You're comparing two different kinds of defenses that work against two different kinds of threats, without stating what kinds of secrets you're trying to protect or what kinds of threats you're trying to defend against. And you're not giving us full protocols to work with, so we're going to make guesses about what you're trying to do. So please understand in advance if the answer doesn't meet your expectations.
The first thing to remember about salt is that it's not kept secret, and it's not intended to be kept secret. The sole reason salt exists is to make it difficult to guess the value of the data in the case where the data being hashed needs to remain secret AND it's possible that the data may collide with other data. For example if you and I both chose the same password and both password hashes are kept in the database, someone looking at the database could see that the hash of my password is the same as yours. But when I know your salt (remember, salt is not secret), I can try to brute-force guess your secret by running my guesses through your salt+hash algorithm.
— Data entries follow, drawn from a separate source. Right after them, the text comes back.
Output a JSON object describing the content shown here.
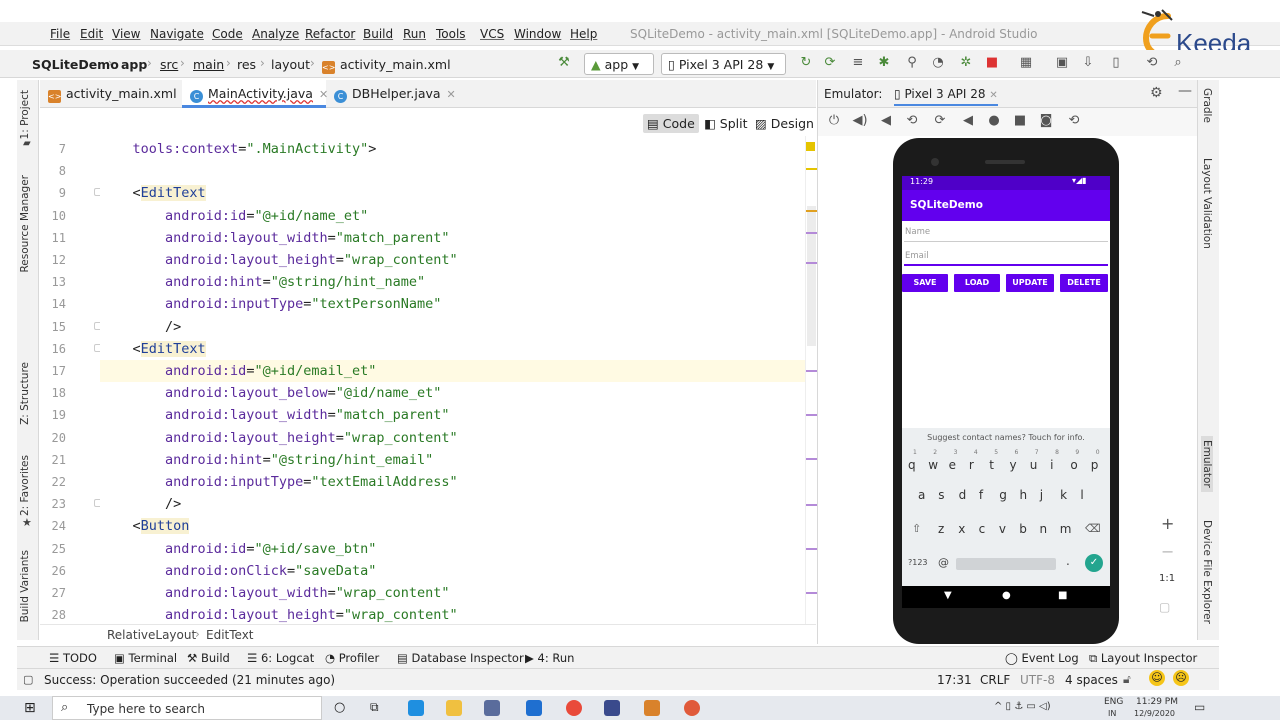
{
  "menu": {
    "items": [
      "File",
      "Edit",
      "View",
      "Navigate",
      "Code",
      "Analyze",
      "Refactor",
      "Build",
      "Run",
      "Tools",
      "VCS",
      "Window",
      "Help"
    ],
    "window_title": "SQLiteDemo - activity_main.xml [SQLiteDemo.app] - Android Studio"
  },
  "breadcrumb": [
    "SQLiteDemo",
    "app",
    "src",
    "main",
    "res",
    "layout",
    "activity_main.xml"
  ],
  "run_config": "app",
  "device": "Pixel 3 API 28",
  "tabs": [
    {
      "label": "activity_main.xml",
      "type": "xml"
    },
    {
      "label": "MainActivity.java",
      "type": "java"
    },
    {
      "label": "DBHelper.java",
      "type": "java"
    }
  ],
  "view_modes": [
    "Code",
    "Split",
    "Design"
  ],
  "code_lines": [
    {
      "n": "7",
      "indent": "    ",
      "parts": [
        [
          "attr",
          "tools:context"
        ],
        [
          "plain",
          "="
        ],
        [
          "val",
          "\".MainActivity\""
        ],
        [
          "plain",
          ">"
        ]
      ]
    },
    {
      "n": "8",
      "indent": "",
      "parts": []
    },
    {
      "n": "9",
      "indent": "    ",
      "parts": [
        [
          "plain",
          "<"
        ],
        [
          "tag",
          "EditText"
        ]
      ]
    },
    {
      "n": "10",
      "indent": "        ",
      "parts": [
        [
          "attr",
          "android:id"
        ],
        [
          "plain",
          "="
        ],
        [
          "val",
          "\"@+id/name_et\""
        ]
      ]
    },
    {
      "n": "11",
      "indent": "        ",
      "parts": [
        [
          "attr",
          "android:layout_width"
        ],
        [
          "plain",
          "="
        ],
        [
          "val",
          "\"match_parent\""
        ]
      ]
    },
    {
      "n": "12",
      "indent": "        ",
      "parts": [
        [
          "attr",
          "android:layout_height"
        ],
        [
          "plain",
          "="
        ],
        [
          "val",
          "\"wrap_content\""
        ]
      ]
    },
    {
      "n": "13",
      "indent": "        ",
      "parts": [
        [
          "attr",
          "android:hint"
        ],
        [
          "plain",
          "="
        ],
        [
          "val",
          "\"@string/hint_name\""
        ]
      ]
    },
    {
      "n": "14",
      "indent": "        ",
      "parts": [
        [
          "attr",
          "android:inputType"
        ],
        [
          "plain",
          "="
        ],
        [
          "val",
          "\"textPersonName\""
        ]
      ]
    },
    {
      "n": "15",
      "indent": "        ",
      "parts": [
        [
          "plain",
          "/>"
        ]
      ]
    },
    {
      "n": "16",
      "indent": "    ",
      "parts": [
        [
          "plain",
          "<"
        ],
        [
          "tag",
          "EditText"
        ]
      ]
    },
    {
      "n": "17",
      "indent": "        ",
      "parts": [
        [
          "attr",
          "android:id"
        ],
        [
          "plain",
          "="
        ],
        [
          "val",
          "\"@+id/email_et\""
        ]
      ]
    },
    {
      "n": "18",
      "indent": "        ",
      "parts": [
        [
          "attr",
          "android:layout_below"
        ],
        [
          "plain",
          "="
        ],
        [
          "val",
          "\"@id/name_et\""
        ]
      ]
    },
    {
      "n": "19",
      "indent": "        ",
      "parts": [
        [
          "attr",
          "android:layout_width"
        ],
        [
          "plain",
          "="
        ],
        [
          "val",
          "\"match_parent\""
        ]
      ]
    },
    {
      "n": "20",
      "indent": "        ",
      "parts": [
        [
          "attr",
          "android:layout_height"
        ],
        [
          "plain",
          "="
        ],
        [
          "val",
          "\"wrap_content\""
        ]
      ]
    },
    {
      "n": "21",
      "indent": "        ",
      "parts": [
        [
          "attr",
          "android:hint"
        ],
        [
          "plain",
          "="
        ],
        [
          "val",
          "\"@string/hint_email\""
        ]
      ]
    },
    {
      "n": "22",
      "indent": "        ",
      "parts": [
        [
          "attr",
          "android:inputType"
        ],
        [
          "plain",
          "="
        ],
        [
          "val",
          "\"textEmailAddress\""
        ]
      ]
    },
    {
      "n": "23",
      "indent": "        ",
      "parts": [
        [
          "plain",
          "/>"
        ]
      ]
    },
    {
      "n": "24",
      "indent": "    ",
      "parts": [
        [
          "plain",
          "<"
        ],
        [
          "tag",
          "Button"
        ]
      ]
    },
    {
      "n": "25",
      "indent": "        ",
      "parts": [
        [
          "attr",
          "android:id"
        ],
        [
          "plain",
          "="
        ],
        [
          "val",
          "\"@+id/save_btn\""
        ]
      ]
    },
    {
      "n": "26",
      "indent": "        ",
      "parts": [
        [
          "attr",
          "android:onClick"
        ],
        [
          "plain",
          "="
        ],
        [
          "val",
          "\"saveData\""
        ]
      ]
    },
    {
      "n": "27",
      "indent": "        ",
      "parts": [
        [
          "attr",
          "android:layout_width"
        ],
        [
          "plain",
          "="
        ],
        [
          "val",
          "\"wrap_content\""
        ]
      ]
    },
    {
      "n": "28",
      "indent": "        ",
      "parts": [
        [
          "attr",
          "android:layout_height"
        ],
        [
          "plain",
          "="
        ],
        [
          "val",
          "\"wrap_content\""
        ]
      ]
    }
  ],
  "editor_breadcrumb": [
    "RelativeLayout",
    "EditText"
  ],
  "left_tabs": [
    "1: Project",
    "Resource Manager",
    "Z: Structure",
    "2: Favorites",
    "Build Variants"
  ],
  "right_tabs": [
    "Gradle",
    "Layout Validation",
    "Emulator",
    "Device File Explorer"
  ],
  "emulator": {
    "label": "Emulator:",
    "device_tab": "Pixel 3 API 28",
    "time": "11:29",
    "app_title": "SQLiteDemo",
    "name_hint": "Name",
    "email_hint": "Email",
    "buttons": [
      "SAVE",
      "LOAD",
      "UPDATE",
      "DELETE"
    ],
    "suggest": "Suggest contact names? Touch for info.",
    "kb_digits": [
      "1",
      "2",
      "3",
      "4",
      "5",
      "6",
      "7",
      "8",
      "9",
      "0"
    ],
    "kb_row1": [
      "q",
      "w",
      "e",
      "r",
      "t",
      "y",
      "u",
      "i",
      "o",
      "p"
    ],
    "kb_row2": [
      "a",
      "s",
      "d",
      "f",
      "g",
      "h",
      "j",
      "k",
      "l"
    ],
    "kb_row3": [
      "z",
      "x",
      "c",
      "v",
      "b",
      "n",
      "m"
    ],
    "kb_sym": "?123",
    "kb_at": "@",
    "kb_dot": ".",
    "zoom_ratio": "1:1"
  },
  "toolwindows": [
    "TODO",
    "Terminal",
    "Build",
    "6: Logcat",
    "Profiler",
    "Database Inspector",
    "4: Run"
  ],
  "toolwindows_right": [
    "Event Log",
    "Layout Inspector"
  ],
  "status": {
    "message": "Success: Operation succeeded (21 minutes ago)",
    "position": "17:31",
    "line_sep": "CRLF",
    "encoding": "UTF-8",
    "indent": "4 spaces"
  },
  "taskbar": {
    "search_placeholder": "Type here to search",
    "lang": "ENG",
    "lang2": "IN",
    "time": "11:29 PM",
    "date": "12/9/2020"
  },
  "logo": "Keeda",
  "colors": {
    "accent": "#6200ee",
    "tab_underline": "#4a88e0"
  }
}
The next question is how are you encrypting the hash? Are all hashes encrypted with the same key? If so, then collisions between secrets are still possible and it behaves no differently than an unsalted hash. For example, if my secret is "Squeamish Ossifrage", the hash digest might be 123456, and the encrypted hash digest using key ABC might be XYZ999. If your secret is also "Squeamish Ossifrage", then your hash digest is also 123456, and the encrypted hash digest using key ABC is also XYZ999. An attacker could compare entries in the database and by seeing we both have XYZ999 would know that your secret is the same as mine.
Encrypting a hash with a secret key does one thing: it prevents someone else from computing the hash because they don't know the secret key. Otherwise, it functions equivalent to a hash.
And do NOT worry about "a decryption algorithm could be cracked." If you've chosen a strong algorithm as you stated in your preconditions that's not a realistic concern. (And if you've chosen AES-256 and it's cracked, the whole world has a lot more to lose than whatever secrets you're keeping.)